The worldwide Hilton hotel chain has removed all porn channels from its hotels in 85 countries after a campaign that saw top executives each getting as many as 1,000 emails a week opposing the presence of porn in the hotels.
“Partly it was the public pressure,” said Pat Truman, president and CEO of the National Center on Sexual Exploitation, which organized the three-year public campaign that convinced Hilton to make the move. “But to give Hilton credit, they thanked us in the end.”
Truman told LifeSiteNews that Hilton already had in place a serious policy to prevent their hotels being used for sexual exploitation. “They realized it didn’t make sense to be against that while promoting pornography, which is so closely connected to it. Sex traffickers use pornography to sell prostitution. It’s all connected,” said Truman.
Hilton made the announcement in a way that managed to let its lustier patrons know they could still get lascivious imagery on their hotel-supplied wifi connections. “We are making immediate changes to our global brand standards to eliminate adult video-on-demand in all our hotels worldwide[.] … We believe in offering our guest as high degree of choice and control during their stays with us, including Wi-Fi on personal devices. However, we have listened carefully to our customers and have determined that adult-video-on-demand entertainment is not in keeping with our company’s vision and goals.”
Truman’s organization noted that other chains had already dropped pornography, including Omni, Drury, Ritz-Carlton, Nordic Choice Hotels, and Marriott, the last after a campaign five years ago by the National Center of Sexual Exploitation under its previous name, Morality in Media.
“We lead a loose coalition of organizations and churches who circulate our materials to all their mailing lists,” said Truman. Right now, the NCSE’s “Dirty Dozen” list of porn-encouraging organizations includesCosmopolitan magazine and the U.S. Department of Justice – the former for advertisements using child models and the latter for its failure, in the NCSE’s view, to “enforce existing federal obscenity laws.” As for Cosmo, the NCSE has succeeded in getting it hidden behind the checkout counters in over 1,000 Walmart and other stores.
In Hilton’s case, many thousands of organizations and individuals contacted the hotel’s executives (with email addresses supplied by Truman) to condemn the chain’s pornography rentals and promise to take their business elsewhere. “It hurts when you lose entire conventions at a time, and we know that happened,” said Truman. Now NCSE is asking supporters to thank Hilton by returning for a stay.
The issue is not just about the exploitation of the pornographic models, many of whom live and work in conditions close to slavery, but about the de-moralization of America, said Rob McIntire, a sex addiction counselor in Colorado Springs. “In more than half the divorces in Colorado, pornography is listed as a factor. Most women say they feel degraded by the knowledge their husband is looking at porn. They say it is like having another person in the bedroom.”
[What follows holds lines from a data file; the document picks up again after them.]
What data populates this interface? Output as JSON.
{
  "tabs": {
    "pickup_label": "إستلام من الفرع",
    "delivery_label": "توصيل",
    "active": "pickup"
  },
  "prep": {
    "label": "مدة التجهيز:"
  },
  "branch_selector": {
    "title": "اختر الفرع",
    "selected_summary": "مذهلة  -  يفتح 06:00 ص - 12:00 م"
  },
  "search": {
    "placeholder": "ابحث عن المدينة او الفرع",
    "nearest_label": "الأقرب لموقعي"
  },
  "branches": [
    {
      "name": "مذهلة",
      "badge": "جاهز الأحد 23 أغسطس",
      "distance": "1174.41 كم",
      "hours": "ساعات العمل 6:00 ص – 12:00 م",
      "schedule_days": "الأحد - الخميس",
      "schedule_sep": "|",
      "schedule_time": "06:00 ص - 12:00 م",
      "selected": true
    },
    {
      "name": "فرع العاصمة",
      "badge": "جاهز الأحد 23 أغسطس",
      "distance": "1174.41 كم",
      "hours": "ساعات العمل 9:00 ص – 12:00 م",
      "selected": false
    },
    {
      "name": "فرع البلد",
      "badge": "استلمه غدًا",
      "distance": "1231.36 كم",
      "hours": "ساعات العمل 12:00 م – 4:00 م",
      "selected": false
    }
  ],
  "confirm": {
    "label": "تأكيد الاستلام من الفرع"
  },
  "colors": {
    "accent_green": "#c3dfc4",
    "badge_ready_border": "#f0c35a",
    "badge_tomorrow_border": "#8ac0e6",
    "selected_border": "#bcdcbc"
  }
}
McIntire applauded Hilton’s move. His clientele of mostly male sex addicts “frequently acted out with porn when they stayed in hotels. And so did I. When I was working away, and staying in hotels, I would starve myself rather than eat so that I could spend my per diem on porn.”
In recovery, his clients phone ahead to have the TVs removed from their hotel rooms or disabled. “But if there is a hotel with no porn, I’m sure they will be looking for it.” Wives of porn addicts as well will be checking to make sure their husbands pick the porn-free hotels, and Christian organizations will do the same. “This could be really profitable for Hilton,” said McIntire.
This article was originally posted at LifeSiteNews.com